Taking as his inspiration the idea of the medieval 'hortus conclusus', or enclosed garden, the renowned Swiss architect Peter Zumthor has created a temporary building of strange power.
The medieval hortus conclusus was, it its original conception, as much an embodiment of the Virgin Mary as an actual garden. Rich in allusion, the notion of the garden as a protected zone - as uncorruptible as the body of the Virgin, with each element of the garden (water, plants, trees) having symbolic resonance with the mythology of Mary is now largely lost to us. We can comprehend it on an intellectual level, but few people in the post-Christian West would today have the spiritual response to such a garden that our medieval forebears, immersed in the cult of Mary the Virgin, would have enjoyed.
Zumthor, however, is noted for his buildings which have a spiritual as well as intellectual dimension, and the Pavilion is no exception.
The approach, while not exactly sinister, is far from encouraging. Isolated on the turf of the park, anchored with concrete paths which lead to the openings, the building is a slightly forbidding black cuboid, the deep darkness of the entrances adding to the sense of separateness that the exterior conveys. This is clearly a 'space apart', but it has rather unpleasant echoes, suggestive of places that it would be a transgression to enter, or in which nasty things might happen which we would rather not know about (for some reason I thought of an abbatoir when I approached it).
Once through one of the entrances, however, you are in a dark cloister, brightly lit at intervals by the other entrances.
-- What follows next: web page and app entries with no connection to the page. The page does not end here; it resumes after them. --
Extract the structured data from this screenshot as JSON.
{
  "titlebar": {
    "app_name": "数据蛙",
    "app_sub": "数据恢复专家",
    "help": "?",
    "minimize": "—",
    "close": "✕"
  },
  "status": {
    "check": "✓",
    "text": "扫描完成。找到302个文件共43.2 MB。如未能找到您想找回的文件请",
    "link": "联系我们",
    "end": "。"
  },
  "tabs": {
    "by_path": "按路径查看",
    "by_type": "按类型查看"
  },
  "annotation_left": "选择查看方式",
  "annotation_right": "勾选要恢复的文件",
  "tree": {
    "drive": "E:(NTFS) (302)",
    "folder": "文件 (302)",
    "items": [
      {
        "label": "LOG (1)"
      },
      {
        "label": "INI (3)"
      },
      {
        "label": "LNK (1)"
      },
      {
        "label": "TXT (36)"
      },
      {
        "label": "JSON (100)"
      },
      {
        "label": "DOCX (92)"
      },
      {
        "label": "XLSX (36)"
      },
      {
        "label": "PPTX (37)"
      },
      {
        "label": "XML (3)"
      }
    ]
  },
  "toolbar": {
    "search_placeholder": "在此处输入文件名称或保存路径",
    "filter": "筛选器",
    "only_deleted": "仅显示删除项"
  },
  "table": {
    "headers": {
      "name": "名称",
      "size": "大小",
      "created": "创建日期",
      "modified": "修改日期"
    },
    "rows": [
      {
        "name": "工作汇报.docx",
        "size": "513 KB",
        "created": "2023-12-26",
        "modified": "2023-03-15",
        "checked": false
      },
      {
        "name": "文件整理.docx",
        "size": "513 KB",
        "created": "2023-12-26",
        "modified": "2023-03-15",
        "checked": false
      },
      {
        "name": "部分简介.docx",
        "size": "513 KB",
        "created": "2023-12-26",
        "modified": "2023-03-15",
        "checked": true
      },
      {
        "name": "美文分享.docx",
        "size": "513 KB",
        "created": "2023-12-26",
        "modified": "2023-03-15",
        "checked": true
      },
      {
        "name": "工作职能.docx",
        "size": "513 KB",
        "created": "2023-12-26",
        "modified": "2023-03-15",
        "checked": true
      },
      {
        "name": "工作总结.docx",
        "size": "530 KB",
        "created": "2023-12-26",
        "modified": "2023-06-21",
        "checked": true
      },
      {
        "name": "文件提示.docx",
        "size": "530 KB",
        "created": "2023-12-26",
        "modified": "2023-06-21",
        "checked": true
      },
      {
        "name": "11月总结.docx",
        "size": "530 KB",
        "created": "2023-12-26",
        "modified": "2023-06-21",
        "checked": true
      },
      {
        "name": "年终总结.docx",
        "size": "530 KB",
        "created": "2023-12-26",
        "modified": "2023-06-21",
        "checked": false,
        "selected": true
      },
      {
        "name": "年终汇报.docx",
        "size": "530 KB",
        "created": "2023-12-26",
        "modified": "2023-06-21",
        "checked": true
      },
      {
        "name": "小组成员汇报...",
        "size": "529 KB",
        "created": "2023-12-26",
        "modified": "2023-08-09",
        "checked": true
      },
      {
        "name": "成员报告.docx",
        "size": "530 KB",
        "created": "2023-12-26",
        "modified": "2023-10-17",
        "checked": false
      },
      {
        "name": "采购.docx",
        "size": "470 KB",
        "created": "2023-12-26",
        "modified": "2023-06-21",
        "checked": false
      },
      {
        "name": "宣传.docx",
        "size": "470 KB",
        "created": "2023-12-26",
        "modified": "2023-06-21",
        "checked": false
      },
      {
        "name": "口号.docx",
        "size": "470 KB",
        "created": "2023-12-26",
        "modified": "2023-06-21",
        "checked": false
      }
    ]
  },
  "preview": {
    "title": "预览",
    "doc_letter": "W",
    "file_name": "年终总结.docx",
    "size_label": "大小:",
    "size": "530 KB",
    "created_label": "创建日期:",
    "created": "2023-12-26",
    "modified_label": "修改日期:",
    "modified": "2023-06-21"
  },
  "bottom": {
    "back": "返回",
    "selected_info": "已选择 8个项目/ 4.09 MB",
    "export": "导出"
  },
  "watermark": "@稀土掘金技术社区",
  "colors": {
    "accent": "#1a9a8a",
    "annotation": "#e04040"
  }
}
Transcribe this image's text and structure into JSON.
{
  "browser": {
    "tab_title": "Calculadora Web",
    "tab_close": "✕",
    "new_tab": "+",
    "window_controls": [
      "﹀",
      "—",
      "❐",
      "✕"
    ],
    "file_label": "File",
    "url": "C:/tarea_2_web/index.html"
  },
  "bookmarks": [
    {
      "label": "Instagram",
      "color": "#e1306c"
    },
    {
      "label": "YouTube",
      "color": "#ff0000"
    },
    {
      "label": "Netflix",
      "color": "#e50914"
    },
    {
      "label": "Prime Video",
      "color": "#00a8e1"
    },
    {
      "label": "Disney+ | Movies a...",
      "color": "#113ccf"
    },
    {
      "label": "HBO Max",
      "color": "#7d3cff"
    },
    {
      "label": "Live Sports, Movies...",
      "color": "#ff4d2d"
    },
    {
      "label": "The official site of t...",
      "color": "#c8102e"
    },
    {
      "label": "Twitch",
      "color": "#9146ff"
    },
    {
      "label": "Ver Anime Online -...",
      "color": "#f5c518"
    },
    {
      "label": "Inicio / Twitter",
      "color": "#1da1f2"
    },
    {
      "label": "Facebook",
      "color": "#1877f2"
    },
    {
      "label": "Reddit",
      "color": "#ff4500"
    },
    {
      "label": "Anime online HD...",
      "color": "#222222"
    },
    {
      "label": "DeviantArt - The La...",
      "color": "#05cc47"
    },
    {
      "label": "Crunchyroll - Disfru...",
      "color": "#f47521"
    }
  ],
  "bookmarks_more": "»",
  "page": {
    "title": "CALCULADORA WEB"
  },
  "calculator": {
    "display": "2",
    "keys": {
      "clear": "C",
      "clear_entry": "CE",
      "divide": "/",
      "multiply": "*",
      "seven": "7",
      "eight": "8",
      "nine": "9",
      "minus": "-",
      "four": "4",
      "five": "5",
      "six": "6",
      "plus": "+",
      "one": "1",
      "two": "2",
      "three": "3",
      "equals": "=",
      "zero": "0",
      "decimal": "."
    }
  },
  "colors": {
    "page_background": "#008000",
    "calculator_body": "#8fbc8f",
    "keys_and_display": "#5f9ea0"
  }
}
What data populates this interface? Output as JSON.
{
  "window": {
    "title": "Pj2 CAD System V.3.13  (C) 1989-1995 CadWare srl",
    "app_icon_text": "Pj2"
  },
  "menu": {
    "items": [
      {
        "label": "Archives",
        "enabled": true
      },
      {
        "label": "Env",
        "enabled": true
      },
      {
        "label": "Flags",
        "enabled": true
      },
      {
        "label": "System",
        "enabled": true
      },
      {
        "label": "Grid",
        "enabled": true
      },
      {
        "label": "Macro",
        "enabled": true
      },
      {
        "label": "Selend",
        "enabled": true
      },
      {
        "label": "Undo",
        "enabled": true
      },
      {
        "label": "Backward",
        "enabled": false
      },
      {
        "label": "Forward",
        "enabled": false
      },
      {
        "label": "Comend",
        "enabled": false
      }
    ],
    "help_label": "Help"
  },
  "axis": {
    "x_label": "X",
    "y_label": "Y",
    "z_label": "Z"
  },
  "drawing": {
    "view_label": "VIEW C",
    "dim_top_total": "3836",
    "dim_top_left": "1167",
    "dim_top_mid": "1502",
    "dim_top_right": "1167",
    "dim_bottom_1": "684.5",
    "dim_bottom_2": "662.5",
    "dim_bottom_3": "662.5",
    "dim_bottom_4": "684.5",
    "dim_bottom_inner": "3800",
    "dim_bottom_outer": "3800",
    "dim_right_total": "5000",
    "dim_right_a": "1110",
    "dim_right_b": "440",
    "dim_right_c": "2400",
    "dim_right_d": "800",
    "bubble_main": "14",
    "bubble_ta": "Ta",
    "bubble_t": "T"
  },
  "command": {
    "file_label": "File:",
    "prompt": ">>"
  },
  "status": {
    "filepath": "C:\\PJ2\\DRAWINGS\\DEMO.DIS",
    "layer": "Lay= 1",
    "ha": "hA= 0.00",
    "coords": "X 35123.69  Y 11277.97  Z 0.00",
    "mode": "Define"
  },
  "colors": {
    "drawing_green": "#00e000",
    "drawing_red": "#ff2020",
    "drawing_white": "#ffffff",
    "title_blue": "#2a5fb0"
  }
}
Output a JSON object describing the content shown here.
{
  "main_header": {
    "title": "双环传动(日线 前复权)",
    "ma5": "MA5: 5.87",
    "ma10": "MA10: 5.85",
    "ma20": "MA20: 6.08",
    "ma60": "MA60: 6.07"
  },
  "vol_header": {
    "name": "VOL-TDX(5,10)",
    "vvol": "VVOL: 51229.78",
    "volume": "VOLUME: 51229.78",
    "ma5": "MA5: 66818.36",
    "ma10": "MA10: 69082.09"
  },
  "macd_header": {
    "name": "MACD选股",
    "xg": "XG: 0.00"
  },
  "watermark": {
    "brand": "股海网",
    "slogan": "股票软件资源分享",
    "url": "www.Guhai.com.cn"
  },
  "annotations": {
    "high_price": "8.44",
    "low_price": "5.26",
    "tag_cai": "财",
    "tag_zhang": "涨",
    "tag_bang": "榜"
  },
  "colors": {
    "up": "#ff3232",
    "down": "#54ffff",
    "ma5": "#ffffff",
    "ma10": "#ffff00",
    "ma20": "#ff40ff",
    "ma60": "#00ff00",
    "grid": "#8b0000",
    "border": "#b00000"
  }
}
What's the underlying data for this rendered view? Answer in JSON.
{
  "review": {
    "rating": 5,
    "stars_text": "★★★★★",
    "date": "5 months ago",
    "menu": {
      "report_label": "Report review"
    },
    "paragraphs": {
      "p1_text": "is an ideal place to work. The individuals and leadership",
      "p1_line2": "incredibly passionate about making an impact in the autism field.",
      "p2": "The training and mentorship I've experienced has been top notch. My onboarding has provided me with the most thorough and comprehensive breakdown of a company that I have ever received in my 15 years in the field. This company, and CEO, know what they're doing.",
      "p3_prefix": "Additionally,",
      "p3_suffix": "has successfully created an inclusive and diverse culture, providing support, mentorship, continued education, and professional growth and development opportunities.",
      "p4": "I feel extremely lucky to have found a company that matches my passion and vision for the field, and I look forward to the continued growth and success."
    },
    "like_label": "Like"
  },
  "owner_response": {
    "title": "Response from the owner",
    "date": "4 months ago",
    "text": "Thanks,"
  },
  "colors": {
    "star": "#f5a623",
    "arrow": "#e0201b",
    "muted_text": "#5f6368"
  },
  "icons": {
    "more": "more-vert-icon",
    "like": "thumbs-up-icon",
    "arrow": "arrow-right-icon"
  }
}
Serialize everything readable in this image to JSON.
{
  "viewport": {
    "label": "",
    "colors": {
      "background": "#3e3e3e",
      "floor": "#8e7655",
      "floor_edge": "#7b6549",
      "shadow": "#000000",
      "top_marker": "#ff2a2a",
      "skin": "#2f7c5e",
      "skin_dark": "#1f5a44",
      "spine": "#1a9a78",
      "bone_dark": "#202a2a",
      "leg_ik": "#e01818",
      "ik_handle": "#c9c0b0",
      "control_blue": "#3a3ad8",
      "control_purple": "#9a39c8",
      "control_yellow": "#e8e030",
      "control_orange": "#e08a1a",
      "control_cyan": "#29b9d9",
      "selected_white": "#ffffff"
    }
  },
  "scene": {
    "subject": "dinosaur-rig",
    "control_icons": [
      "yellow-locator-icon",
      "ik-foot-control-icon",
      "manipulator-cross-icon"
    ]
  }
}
The subtle rhythm established on the exterior by virtue of the panels of black suddenly becomes much more dramatically expressed, with vivid blocks of light crossing the otherwise dark passageway.
From here one passes through an opening in the inner wall of the structure into the garden itself. Occupying the majority of the open space in the centre of the Pavilion is a garden planted up by Dutch master, Piet Oudolf. Here, within the dark frame of the building is a tumble of plants, mostly restrained in colour, but with occasional splashes of (in September) bright blue Aconitum and magenta Geranium. Grasses feature heavily, as do the robust perennials Oudolf favours for their capacity to 'die well'. It is interesting to ponder the possibility that the structure, temporary, could be removed this month, with the plants left to outlive it, standing to decay over the winter.
The building proves to be something other than a cuboid - from the inside it becomes almost a tent, with an inward sloping roof sheltering the tables and benches set around the perimeter. This roof is suggestive of the sloping tiled roofs of the courtyards of the Alhambra and other Moorish gardens, in which the patio gains its sense of enclosure from just such an arrangement. The garden does, at this point, feel truly separated from its exterior and setting. Only sky and the tips of nearby trees are visible over the roofline, and despite a smallish crowd of visitors it is possible to lose yourself for a moment or two, and feel alone in the space.
Despite nailing its colours to the mast with the title 'Hortus Conclusus', the Serpentine Pavilion this year seems to have as much in common with its Islamic, Roman and Moorish antecedents as the specifically Christian garden it refers to - but as a place to experience seclusion from the outside world, where, free of distraction, it might be possible to lose yourself in contemplation, it is as successful as any of them.